◆ **What the task requires**: Determine how many lines in the material hold the string "glyph", then reply with that number only.

◆ **Exercise data**:
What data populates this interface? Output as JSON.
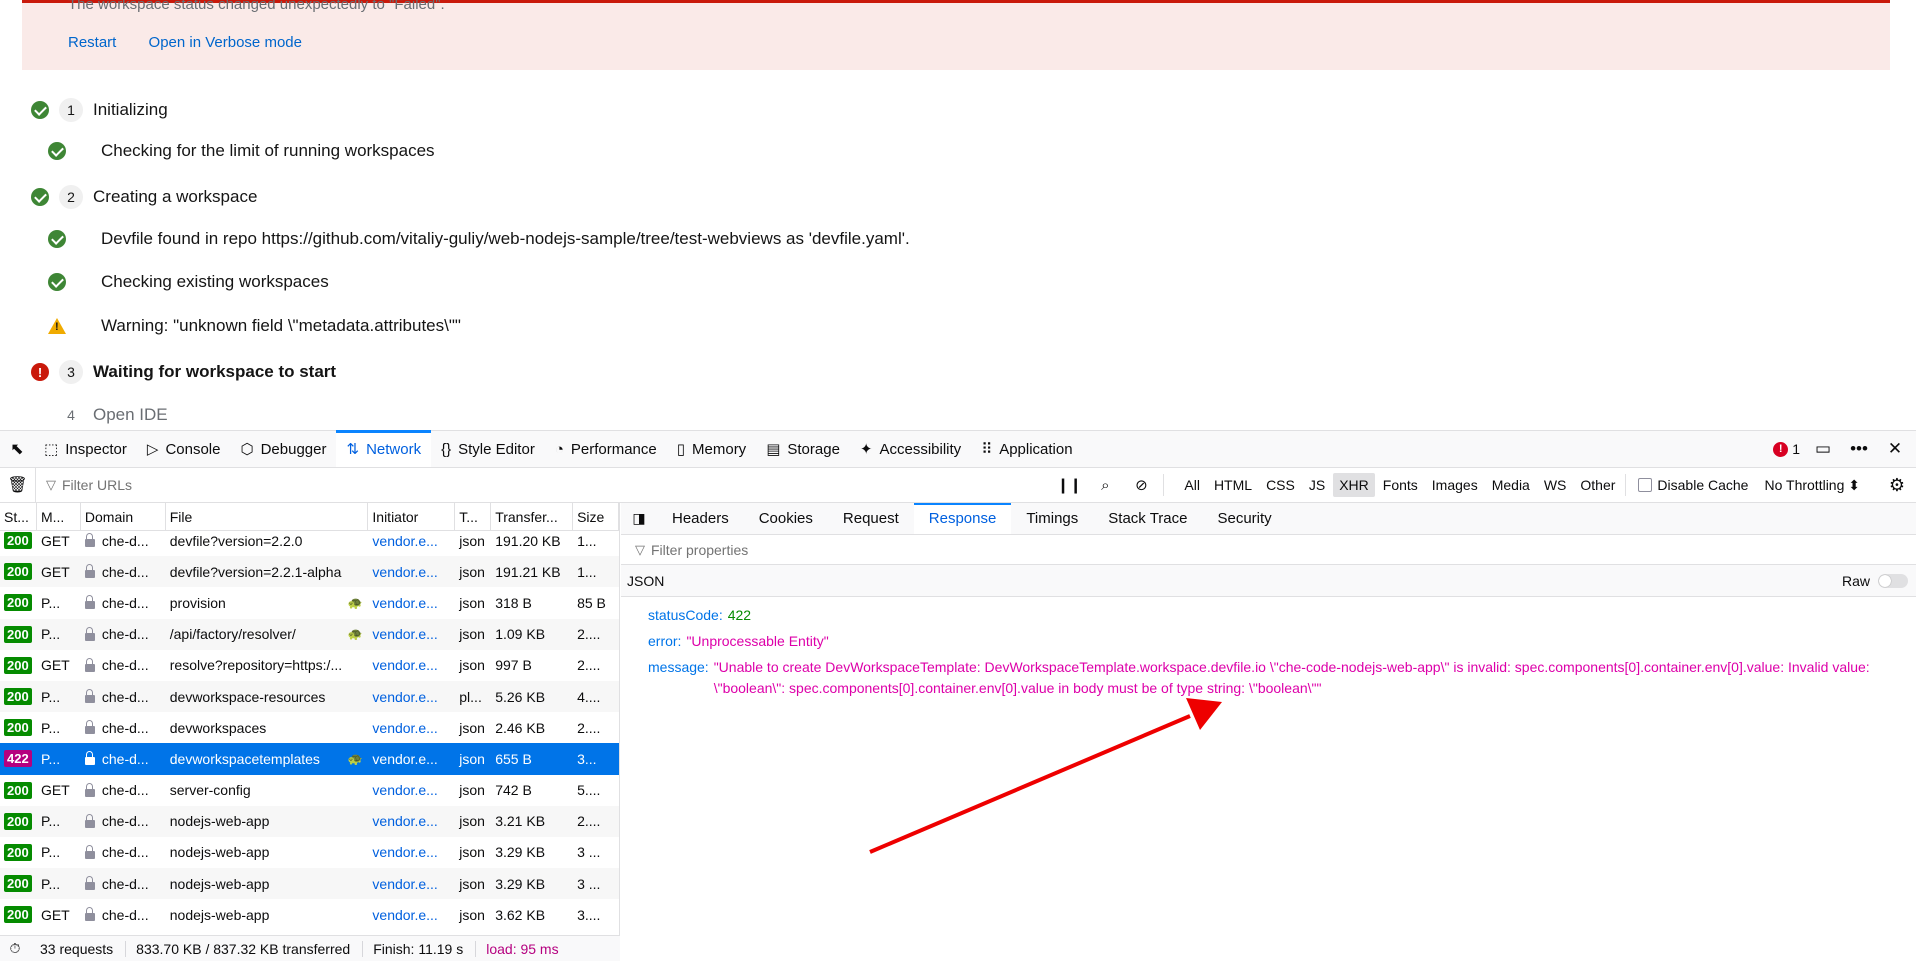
{
  "alert": {
    "message": "The workspace status changed unexpectedly to \"Failed\".",
    "actions": [
      "Restart",
      "Open in Verbose mode"
    ]
  },
  "steps": [
    {
      "kind": "major",
      "status": "ok",
      "number": "1",
      "label": "Initializing"
    },
    {
      "kind": "sub",
      "status": "ok",
      "label": "Checking for the limit of running workspaces"
    },
    {
      "kind": "major",
      "status": "ok",
      "number": "2",
      "label": "Creating a workspace"
    },
    {
      "kind": "sub",
      "status": "ok",
      "label": "Devfile found in repo https://github.com/vitaliy-guliy/web-nodejs-sample/tree/test-webviews as 'devfile.yaml'."
    },
    {
      "kind": "sub",
      "status": "ok",
      "label": "Checking existing workspaces"
    },
    {
      "kind": "sub",
      "status": "warn",
      "label": "Warning: \"unknown field \\\"metadata.attributes\\\"\""
    },
    {
      "kind": "major",
      "status": "err",
      "number": "3",
      "label": "Waiting for workspace to start"
    },
    {
      "kind": "major",
      "status": "none",
      "number": "4",
      "label": "Open IDE"
    }
  ],
  "devtools": {
    "tabs": [
      {
        "id": "inspector",
        "icon": "inspector-icon",
        "glyph": "⬚",
        "label": "Inspector"
      },
      {
        "id": "console",
        "icon": "console-icon",
        "glyph": "▷",
        "label": "Console"
      },
      {
        "id": "debugger",
        "icon": "debugger-icon",
        "glyph": "⬡",
        "label": "Debugger"
      },
      {
        "id": "network",
        "icon": "network-icon",
        "glyph": "⇅",
        "label": "Network"
      },
      {
        "id": "style-editor",
        "icon": "style-editor-icon",
        "glyph": "{}",
        "label": "Style Editor"
      },
      {
        "id": "performance",
        "icon": "performance-icon",
        "glyph": "◔",
        "label": "Performance"
      },
      {
        "id": "memory",
        "icon": "memory-icon",
        "glyph": "▯",
        "label": "Memory"
      },
      {
        "id": "storage",
        "icon": "storage-icon",
        "glyph": "▤",
        "label": "Storage"
      },
      {
        "id": "accessibility",
        "icon": "accessibility-icon",
        "glyph": "✦",
        "label": "Accessibility"
      },
      {
        "id": "application",
        "icon": "application-icon",
        "glyph": "⠿",
        "label": "Application"
      }
    ],
    "active_tab": "network",
    "error_count": "1",
    "toolbar": {
      "filter_placeholder": "Filter URLs",
      "types": [
        "All",
        "HTML",
        "CSS",
        "JS",
        "XHR",
        "Fonts",
        "Images",
        "Media",
        "WS",
        "Other"
      ],
      "active_type": "XHR",
      "disable_cache_label": "Disable Cache",
      "throttling": "No Throttling ⬍"
    },
    "columns": [
      "St...",
      "M...",
      "Domain",
      "File",
      "Initiator",
      "T...",
      "Transfer...",
      "Size"
    ],
    "requests": [
      {
        "status": "200",
        "method": "GET",
        "domain": "che-d...",
        "file": "devfile?version=2.2.0",
        "tracker": false,
        "initiator": "vendor.e...",
        "type": "json",
        "transferred": "191.20 KB",
        "size": "1..."
      },
      {
        "status": "200",
        "method": "GET",
        "domain": "che-d...",
        "file": "devfile?version=2.2.1-alpha",
        "tracker": false,
        "initiator": "vendor.e...",
        "type": "json",
        "transferred": "191.21 KB",
        "size": "1..."
      },
      {
        "status": "200",
        "method": "P...",
        "domain": "che-d...",
        "file": "provision",
        "tracker": true,
        "initiator": "vendor.e...",
        "type": "json",
        "transferred": "318 B",
        "size": "85 B"
      },
      {
        "status": "200",
        "method": "P...",
        "domain": "che-d...",
        "file": "/api/factory/resolver/",
        "tracker": true,
        "initiator": "vendor.e...",
        "type": "json",
        "transferred": "1.09 KB",
        "size": "2...."
      },
      {
        "status": "200",
        "method": "GET",
        "domain": "che-d...",
        "file": "resolve?repository=https:/...",
        "tracker": false,
        "initiator": "vendor.e...",
        "type": "json",
        "transferred": "997 B",
        "size": "2...."
      },
      {
        "status": "200",
        "method": "P...",
        "domain": "che-d...",
        "file": "devworkspace-resources",
        "tracker": false,
        "initiator": "vendor.e...",
        "type": "pl...",
        "transferred": "5.26 KB",
        "size": "4...."
      },
      {
        "status": "200",
        "method": "P...",
        "domain": "che-d...",
        "file": "devworkspaces",
        "tracker": false,
        "initiator": "vendor.e...",
        "type": "json",
        "transferred": "2.46 KB",
        "size": "2...."
      },
      {
        "status": "422",
        "method": "P...",
        "domain": "che-d...",
        "file": "devworkspacetemplates",
        "tracker": true,
        "initiator": "vendor.e...",
        "type": "json",
        "transferred": "655 B",
        "size": "3...",
        "selected": true
      },
      {
        "status": "200",
        "method": "GET",
        "domain": "che-d...",
        "file": "server-config",
        "tracker": false,
        "initiator": "vendor.e...",
        "type": "json",
        "transferred": "742 B",
        "size": "5...."
      },
      {
        "status": "200",
        "method": "P...",
        "domain": "che-d...",
        "file": "nodejs-web-app",
        "tracker": false,
        "initiator": "vendor.e...",
        "type": "json",
        "transferred": "3.21 KB",
        "size": "2...."
      },
      {
        "status": "200",
        "method": "P...",
        "domain": "che-d...",
        "file": "nodejs-web-app",
        "tracker": false,
        "initiator": "vendor.e...",
        "type": "json",
        "transferred": "3.29 KB",
        "size": "3 ..."
      },
      {
        "status": "200",
        "method": "P...",
        "domain": "che-d...",
        "file": "nodejs-web-app",
        "tracker": false,
        "initiator": "vendor.e...",
        "type": "json",
        "transferred": "3.29 KB",
        "size": "3 ..."
      },
      {
        "status": "200",
        "method": "GET",
        "domain": "che-d...",
        "file": "nodejs-web-app",
        "tracker": false,
        "initiator": "vendor.e...",
        "type": "json",
        "transferred": "3.62 KB",
        "size": "3...."
      }
    ],
    "summary": {
      "requests": "33 requests",
      "size": "833.70 KB / 837.32 KB transferred",
      "finish": "Finish: 11.19 s",
      "load": "load: 95 ms"
    },
    "detail_tabs": [
      "Headers",
      "Cookies",
      "Request",
      "Response",
      "Timings",
      "Stack Trace",
      "Security"
    ],
    "active_detail_tab": "Response",
    "property_filter_placeholder": "Filter properties",
    "json_label": "JSON",
    "raw_label": "Raw",
    "response": {
      "statusCode_key": "statusCode:",
      "statusCode_value": "422",
      "error_key": "error:",
      "error_value": "\"Unprocessable Entity\"",
      "message_key": "message:",
      "message_value": "\"Unable to create DevWorkspaceTemplate: DevWorkspaceTemplate.workspace.devfile.io \\\"che-code-nodejs-web-app\\\" is invalid: spec.components[0].container.env[0].value: Invalid value: \\\"boolean\\\": spec.components[0].container.env[0].value in body must be of type string: \\\"boolean\\\"\""
    }
  },
  "annotation": {
    "color": "#ee0000"
  }
}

◆ **Task result**: 10